Metroid Prime 2 scrapped multiplayer feature
Metroid Prime 2 features a multiplayer mode, but Retro Studios initially had a more ambitious version of it in the works. Pearson calls the finished product “a lot more distilled and refined,” but revealed that an earlier version was playing around with an exciting feature. Players could customize the map in between matches.
When we built the layouts we would effectively put together a multiplayer map that facilitated gameplay by default. And then we had this idea of modifiers, so you could turn on spider ball tracks, morph ball cannons, hazards, and it would dynamically change. It was prior to playing, you wouldn’t do this live, but basically, it would fundamentally change the layout of the world based on these modifiers that you would put into play.
So the idea is you build a world so that it works where you’re running around on ground level but if you put lava in or Phazon, then all of a sudden you have a hazard down at the bottom, and only the things that are poking out of it — the world still has to function within the constraints that we built and the systems and the mechanics based on all these modifiers. And so we could do all kinds of clever things to basically make these maps feel like dramatically different levels than they were in their default form, and you could mix and match which ones you wanted to turn on. And we had to plan how all of the interconnected elements still made the level feel good no matter how many different routes and configurations you would put into it.
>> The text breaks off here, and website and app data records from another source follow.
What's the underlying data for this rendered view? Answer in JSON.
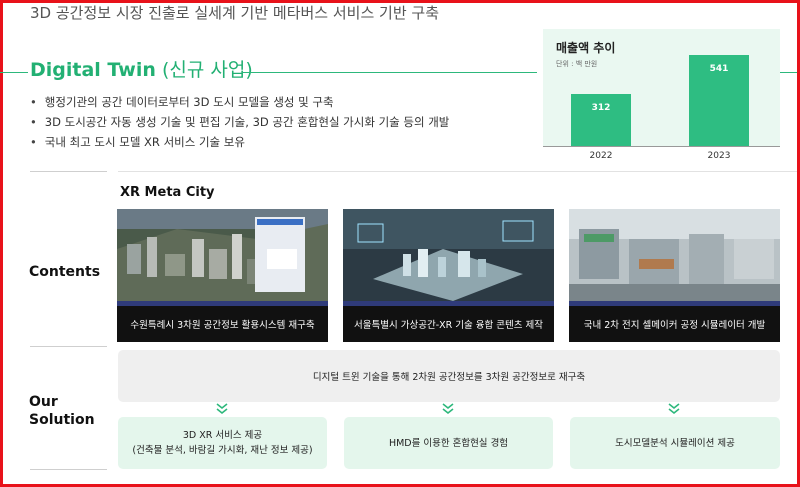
{
  "header": {
    "title": "3D 공간정보 시장 진출로 실세계 기반 메타버스 서비스 기반 구축"
  },
  "section": {
    "title_en": "Digital Twin",
    "title_ko": "(신규 사업)",
    "bullets": [
      "행정기관의 공간 데이터로부터 3D 도시 모델을 생성 및 구축",
      "3D 도시공간 자동 생성 기술 및 편집 기술, 3D 공간 혼합현실 가시화 기술 등의 개발",
      "국내 최고 도시 모델 XR 서비스 기술 보유"
    ]
  },
  "chart_data": {
    "type": "bar",
    "title": "매출액 추이",
    "unit": "단위 : 백 만원",
    "categories": [
      "2022",
      "2023"
    ],
    "values": [
      312,
      541
    ],
    "ylim": [
      0,
      541
    ],
    "colors": {
      "bar": "#2ebd82",
      "background": "#eaf8f1"
    }
  },
  "xr": {
    "title": "XR Meta City"
  },
  "contents": {
    "label": "Contents",
    "cards": [
      {
        "caption": "수원특례시 3차원 공간정보 활용시스템 재구축"
      },
      {
        "caption": "서울특별시 가상공간-XR 기술 융합 콘텐츠 제작"
      },
      {
        "caption": "국내 2차 전지  셀메이커 공정 시뮬레이터 개발"
      }
    ]
  },
  "solution": {
    "label_line1": "Our",
    "label_line2": "Solution",
    "main": "디지털 트윈 기술을 통해 2차원 공간정보를 3차원 공간정보로 재구축",
    "items": [
      {
        "line1": "3D XR 서비스 제공",
        "line2": "(건축물 분석, 바람길 가시화, 재난 정보 제공)"
      },
      {
        "line1": "HMD를 이용한 혼합현실 경험",
        "line2": ""
      },
      {
        "line1": "도시모델분석 시뮬레이션 제공",
        "line2": ""
      }
    ]
  },
  "colors": {
    "accent": "#22b073",
    "frame": "#e8121a"
  }
}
Ultimately, customizable maps did not make it into the finished product. But the work Retro did on this scrapped multiplayer feature would go on to impact the development of Metroid Prime 2‘s singleplayer campaign. According to Pearson, their time working with evolving maps gave them confidence that they could handle the Light World/Dark World mechanic, which similarly sees environments changing. Still, it would be pretty cool to see customizable maps in a Metroid Prime multiplayer match. Perhaps when Prime 4 finally arrives.